Each year, we make more than 1,000 recommendations to help improve the federal government. We alert department heads to where they can save the most money, address issues on our High Risk List, or significantly improve government operations.
This report outlines 11 priority open recommendations for the Department of Housing and Urban Development as of June 2022. For example, developing and implementing a plan to share information with FEMA and the Small Business Administration would help HUD address disaster recovery barriers.
Since our previous letter in June 2021, HUD implemented 4 of our priority recommendations.
What GAO Found
In June 2021, GAO identified 13 priority recommendations for the Department of Housing and Urban Development (HUD). Since then, HUD has implemented four of those recommendations by, among other things, upgrading its information system to track the use of Moving to Work program funds and establishing a risk-management strategy and procedures for addressing risks to HUD business objectives. In June 2022, GAO identified two additional priority recommendations for HUD, bringing the total number to 11. These recommendations involve the following areas:
- Disaster recovery barriers
- Real Estate Assessment Center's physical inspection process
- Ginnie Mae's risk management and staffing-related challenges

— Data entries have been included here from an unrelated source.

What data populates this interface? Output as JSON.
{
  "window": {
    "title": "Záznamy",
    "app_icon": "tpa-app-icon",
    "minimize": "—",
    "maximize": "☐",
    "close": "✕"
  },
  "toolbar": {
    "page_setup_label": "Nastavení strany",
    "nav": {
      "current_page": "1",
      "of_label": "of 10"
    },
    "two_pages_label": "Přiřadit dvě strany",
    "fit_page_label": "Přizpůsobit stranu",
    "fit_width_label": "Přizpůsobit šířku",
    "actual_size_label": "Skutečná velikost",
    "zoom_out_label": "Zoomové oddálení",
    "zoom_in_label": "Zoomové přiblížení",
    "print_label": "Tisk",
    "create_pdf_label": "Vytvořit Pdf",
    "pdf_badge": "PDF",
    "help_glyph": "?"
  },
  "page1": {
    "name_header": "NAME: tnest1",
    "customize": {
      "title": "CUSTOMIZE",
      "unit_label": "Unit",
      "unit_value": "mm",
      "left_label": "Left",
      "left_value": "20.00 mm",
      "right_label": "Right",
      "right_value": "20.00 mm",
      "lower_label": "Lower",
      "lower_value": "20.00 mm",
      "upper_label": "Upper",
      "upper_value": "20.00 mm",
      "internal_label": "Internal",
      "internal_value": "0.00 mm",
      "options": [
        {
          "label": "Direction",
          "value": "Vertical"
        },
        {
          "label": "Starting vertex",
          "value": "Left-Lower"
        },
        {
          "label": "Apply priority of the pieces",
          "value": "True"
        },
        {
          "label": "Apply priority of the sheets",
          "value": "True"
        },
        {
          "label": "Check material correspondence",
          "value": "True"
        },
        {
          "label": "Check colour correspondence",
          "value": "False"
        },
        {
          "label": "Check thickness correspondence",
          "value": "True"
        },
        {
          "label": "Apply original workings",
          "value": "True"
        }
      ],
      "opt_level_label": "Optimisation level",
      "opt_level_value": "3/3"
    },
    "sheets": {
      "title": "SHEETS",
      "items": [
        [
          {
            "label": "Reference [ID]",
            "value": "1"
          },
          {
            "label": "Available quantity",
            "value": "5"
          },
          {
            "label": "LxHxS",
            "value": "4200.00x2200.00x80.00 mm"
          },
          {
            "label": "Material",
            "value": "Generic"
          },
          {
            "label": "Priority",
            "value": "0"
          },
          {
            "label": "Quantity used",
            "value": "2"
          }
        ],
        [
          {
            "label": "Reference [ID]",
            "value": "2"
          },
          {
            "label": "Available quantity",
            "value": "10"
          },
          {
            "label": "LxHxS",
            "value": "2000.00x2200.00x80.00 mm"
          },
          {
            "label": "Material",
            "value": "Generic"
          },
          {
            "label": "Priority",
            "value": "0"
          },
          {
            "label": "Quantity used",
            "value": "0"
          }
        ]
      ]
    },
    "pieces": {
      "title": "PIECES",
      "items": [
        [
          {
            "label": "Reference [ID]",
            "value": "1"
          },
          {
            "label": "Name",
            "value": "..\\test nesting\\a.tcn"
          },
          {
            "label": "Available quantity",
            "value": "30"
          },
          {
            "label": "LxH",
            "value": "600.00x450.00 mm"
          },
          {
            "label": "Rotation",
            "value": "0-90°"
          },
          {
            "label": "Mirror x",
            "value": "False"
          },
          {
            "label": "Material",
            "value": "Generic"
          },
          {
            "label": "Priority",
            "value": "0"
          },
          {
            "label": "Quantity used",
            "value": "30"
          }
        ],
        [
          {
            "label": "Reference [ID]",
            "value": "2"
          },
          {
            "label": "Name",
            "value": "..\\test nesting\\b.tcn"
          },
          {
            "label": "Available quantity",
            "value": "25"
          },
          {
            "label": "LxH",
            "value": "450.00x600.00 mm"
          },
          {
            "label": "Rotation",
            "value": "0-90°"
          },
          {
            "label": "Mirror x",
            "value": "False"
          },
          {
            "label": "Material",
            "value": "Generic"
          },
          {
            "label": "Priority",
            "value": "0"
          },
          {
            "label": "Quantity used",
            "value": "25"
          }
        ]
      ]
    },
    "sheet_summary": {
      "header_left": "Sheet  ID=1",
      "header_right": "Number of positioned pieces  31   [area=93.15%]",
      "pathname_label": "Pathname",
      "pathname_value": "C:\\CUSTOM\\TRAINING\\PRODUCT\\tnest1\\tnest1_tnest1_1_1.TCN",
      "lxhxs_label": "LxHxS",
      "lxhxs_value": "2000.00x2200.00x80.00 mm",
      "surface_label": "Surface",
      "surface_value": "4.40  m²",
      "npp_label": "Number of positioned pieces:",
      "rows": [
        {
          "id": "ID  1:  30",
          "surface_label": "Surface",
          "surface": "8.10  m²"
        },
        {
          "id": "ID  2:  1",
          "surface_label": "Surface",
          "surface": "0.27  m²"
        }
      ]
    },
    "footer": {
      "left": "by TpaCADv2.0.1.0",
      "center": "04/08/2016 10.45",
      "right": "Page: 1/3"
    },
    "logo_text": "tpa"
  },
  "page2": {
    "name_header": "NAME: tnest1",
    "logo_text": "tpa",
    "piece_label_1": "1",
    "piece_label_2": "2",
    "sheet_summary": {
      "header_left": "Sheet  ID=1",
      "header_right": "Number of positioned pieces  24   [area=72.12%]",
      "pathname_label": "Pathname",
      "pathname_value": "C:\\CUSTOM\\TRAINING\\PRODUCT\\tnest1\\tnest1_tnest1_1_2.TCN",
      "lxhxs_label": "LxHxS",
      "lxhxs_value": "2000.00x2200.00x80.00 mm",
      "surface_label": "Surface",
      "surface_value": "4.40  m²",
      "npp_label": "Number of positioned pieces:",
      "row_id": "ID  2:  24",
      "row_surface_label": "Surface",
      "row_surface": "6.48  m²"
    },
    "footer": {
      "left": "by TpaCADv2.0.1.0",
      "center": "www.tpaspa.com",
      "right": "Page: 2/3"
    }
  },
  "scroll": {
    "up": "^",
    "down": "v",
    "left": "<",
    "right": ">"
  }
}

- Processes to address lead paint hazards
- Oversight of Moving to Work
- IT management
HUD's continued attention to these issues could lead to significant improvements in government operations.
Why GAO Did This Study

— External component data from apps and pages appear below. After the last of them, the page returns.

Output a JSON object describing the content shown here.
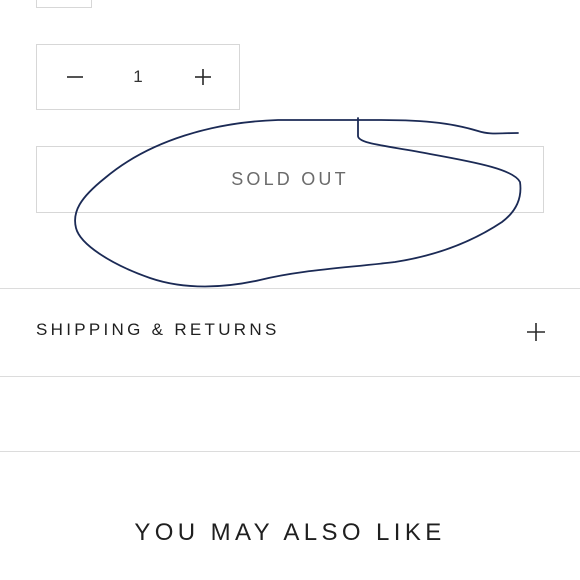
{
  "quantity": {
    "value": "1",
    "decrease_icon": "minus-icon",
    "increase_icon": "plus-icon"
  },
  "purchase": {
    "sold_out_label": "SOLD OUT"
  },
  "accordion": {
    "shipping_returns_label": "SHIPPING & RETURNS",
    "expand_icon": "plus-icon"
  },
  "recommendations": {
    "title": "YOU MAY ALSO LIKE"
  },
  "colors": {
    "border": "#d7d7d7",
    "text": "#1f1f1f",
    "muted_text": "#6b6b6b",
    "annotation_ink": "#1b2a55"
  }
}
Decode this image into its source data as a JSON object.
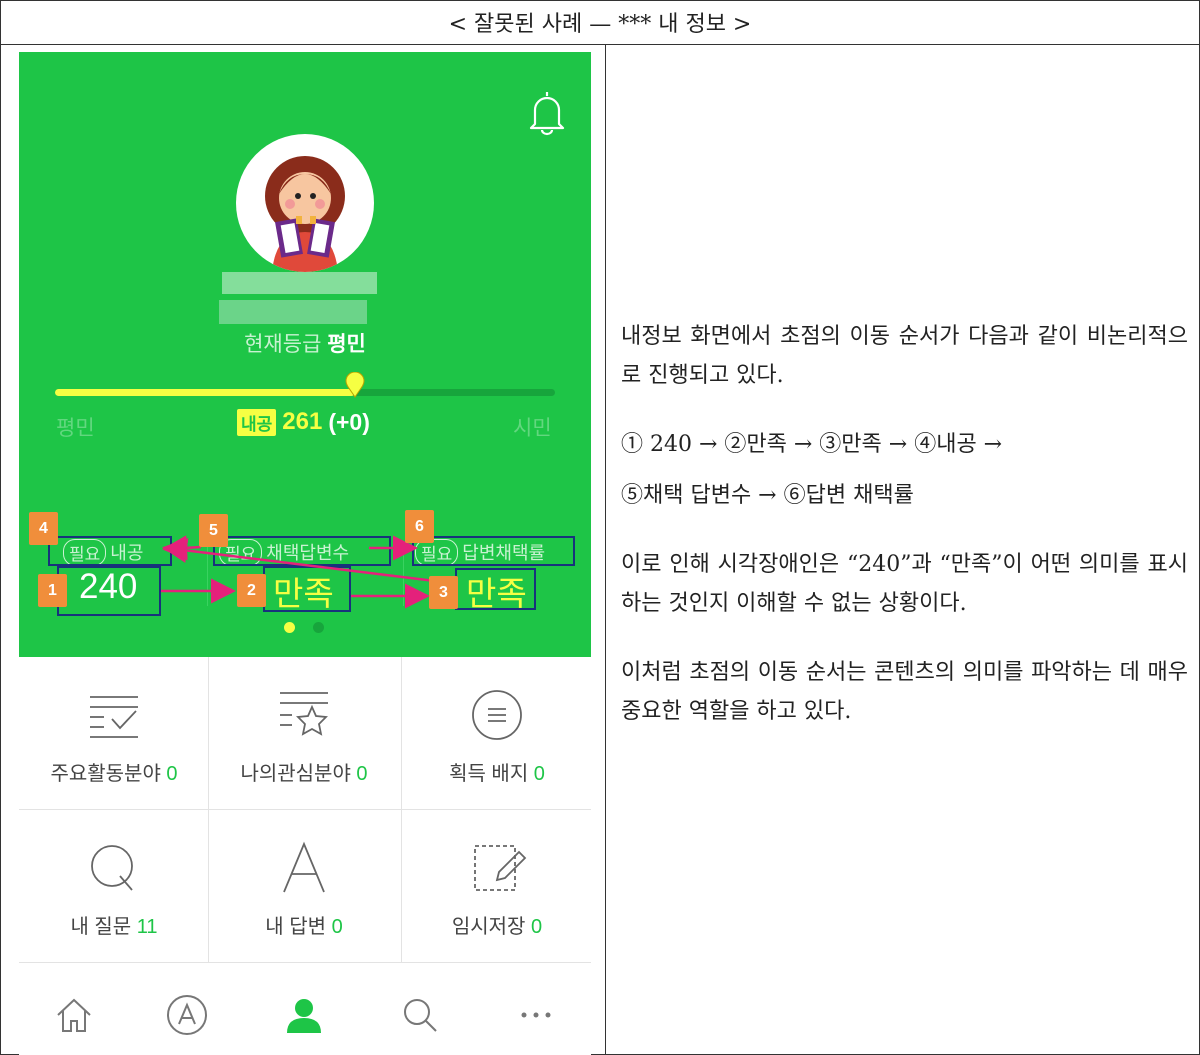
{
  "title": "< 잘못된 사례 — *** 내 정보 >",
  "profile": {
    "grade_label": "현재등급",
    "grade_value": "평민",
    "level_left": "평민",
    "level_right": "시민",
    "points_tag": "내공",
    "points_value": "261",
    "points_delta": "(+0)",
    "progress": 0.6
  },
  "stats": [
    {
      "pill": "필요",
      "label": "내공",
      "value": "240"
    },
    {
      "pill": "필요",
      "label": "채택답변수",
      "value": "만족"
    },
    {
      "pill": "필요",
      "label": "답변채택률",
      "value": "만족"
    }
  ],
  "focus_order": [
    "1",
    "2",
    "3",
    "4",
    "5",
    "6"
  ],
  "menu": [
    {
      "label": "주요활동분야",
      "count": "0",
      "icon": "list-check-icon"
    },
    {
      "label": "나의관심분야",
      "count": "0",
      "icon": "list-star-icon"
    },
    {
      "label": "획득 배지",
      "count": "0",
      "icon": "badge-menu-icon"
    },
    {
      "label": "내 질문",
      "count": "11",
      "icon": "question-q-icon"
    },
    {
      "label": "내 답변",
      "count": "0",
      "icon": "answer-a-icon"
    },
    {
      "label": "임시저장",
      "count": "0",
      "icon": "draft-pencil-icon"
    }
  ],
  "nav_icons": [
    "home-icon",
    "answer-circle-icon",
    "profile-icon",
    "search-icon",
    "more-icon"
  ],
  "colors": {
    "brand_green": "#1ec547",
    "highlight_yellow": "#f6ff43",
    "badge_orange": "#f08e3b",
    "focus_navy": "#18327c",
    "arrow_magenta": "#e4217b"
  },
  "description": {
    "p1": "내정보 화면에서 초점의 이동 순서가 다음과 같이 비논리적으로 진행되고 있다.",
    "seq1": "①  240 → ②만족 → ③만족 → ④내공 →",
    "seq2": "⑤채택 답변수 → ⑥답변 채택률",
    "p2": "이로 인해 시각장애인은 “240”과 “만족”이 어떤 의미를 표시하는 것인지 이해할 수 없는 상황이다.",
    "p3": "이처럼 초점의 이동 순서는 콘텐츠의 의미를 파악하는 데 매우 중요한 역할을 하고 있다."
  }
}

Priority open recommendations are the GAO recommendations that warrant priority attention from heads of key departments or agencies because their implementation could save large amounts of money; improve congressional and/or executive branch decision-making on major issues; eliminate mismanagement, fraud, and abuse; or ensure that programs comply with laws and funds are legally spent, among other benefits. Since 2015 GAO has sent letters to selected agencies to highlight the importance of implementing such recommendations.

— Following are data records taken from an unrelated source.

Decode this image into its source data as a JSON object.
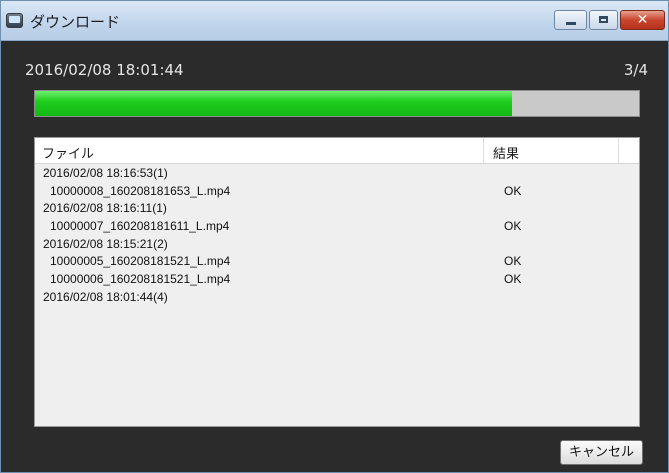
{
  "window": {
    "title": "ダウンロード"
  },
  "status": {
    "datetime": "2016/02/08 18:01:44",
    "counter": "3/4",
    "progress": 0.79
  },
  "list": {
    "headers": {
      "file": "ファイル",
      "result": "結果"
    },
    "rows": [
      {
        "type": "group",
        "text": "2016/02/08 18:16:53(1)",
        "result": ""
      },
      {
        "type": "file",
        "text": "10000008_160208181653_L.mp4",
        "result": "OK"
      },
      {
        "type": "group",
        "text": "2016/02/08 18:16:11(1)",
        "result": ""
      },
      {
        "type": "file",
        "text": "10000007_160208181611_L.mp4",
        "result": "OK"
      },
      {
        "type": "group",
        "text": "2016/02/08 18:15:21(2)",
        "result": ""
      },
      {
        "type": "file",
        "text": "10000005_160208181521_L.mp4",
        "result": "OK"
      },
      {
        "type": "file",
        "text": "10000006_160208181521_L.mp4",
        "result": "OK"
      },
      {
        "type": "group",
        "text": "2016/02/08 18:01:44(4)",
        "result": ""
      }
    ]
  },
  "buttons": {
    "cancel": "キャンセル"
  },
  "icons": {
    "app": "download-app-icon",
    "minimize": "minimize-icon",
    "maximize": "maximize-icon",
    "close": "close-icon"
  },
  "colors": {
    "progress_fill": "#1fce1f",
    "window_bg": "#2b2b2b",
    "close_button": "#c9462e"
  }
}
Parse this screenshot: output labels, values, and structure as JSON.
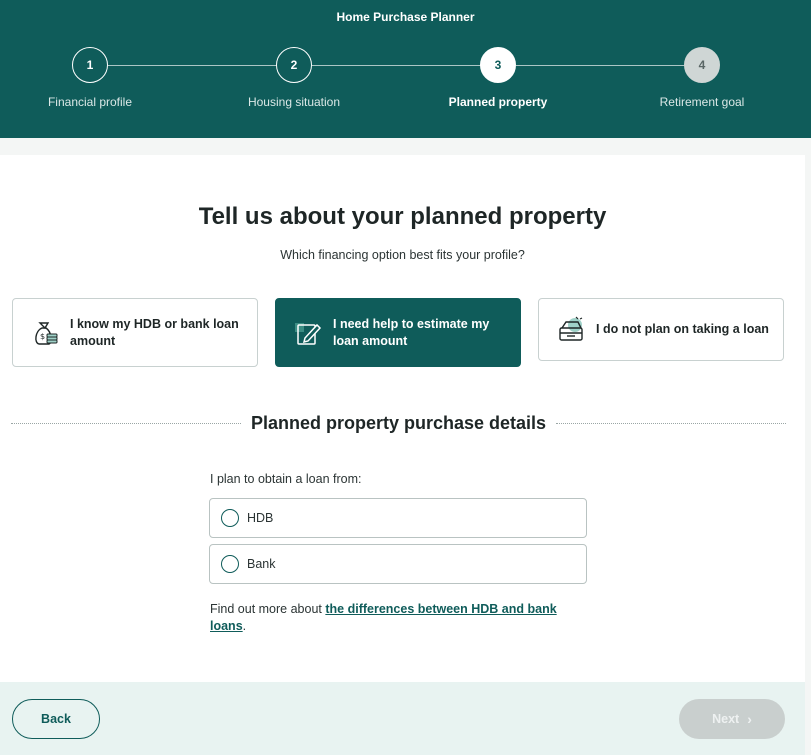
{
  "header": {
    "title": "Home Purchase Planner",
    "steps": [
      {
        "number": "1",
        "label": "Financial profile",
        "state": "done"
      },
      {
        "number": "2",
        "label": "Housing situation",
        "state": "done"
      },
      {
        "number": "3",
        "label": "Planned property",
        "state": "active"
      },
      {
        "number": "4",
        "label": "Retirement goal",
        "state": "todo"
      }
    ]
  },
  "main": {
    "title": "Tell us about your planned property",
    "subtitle": "Which financing option best fits your profile?",
    "options": [
      {
        "label": "I know my HDB or bank loan amount",
        "icon": "money-bag-icon",
        "selected": false
      },
      {
        "label": "I need help to estimate my loan amount",
        "icon": "edit-note-icon",
        "selected": true
      },
      {
        "label": "I do not plan on taking a loan",
        "icon": "cash-box-icon",
        "selected": false
      }
    ],
    "section_title": "Planned property purchase details",
    "loan_question": "I plan to obtain a loan from:",
    "loan_sources": [
      {
        "label": "HDB",
        "checked": false
      },
      {
        "label": "Bank",
        "checked": false
      }
    ],
    "info_prefix": "Find out more about ",
    "info_link": "the differences between HDB and bank loans",
    "info_suffix": "."
  },
  "footer": {
    "back_label": "Back",
    "next_label": "Next",
    "next_enabled": false
  },
  "colors": {
    "brand": "#0f5c5a",
    "footer_bg": "#e8f3f1",
    "disabled": "#c9cfce"
  }
}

For more information, contact Daniel Garcia-Diaz at (202) 512-8678 or firstname.lastname@example.org.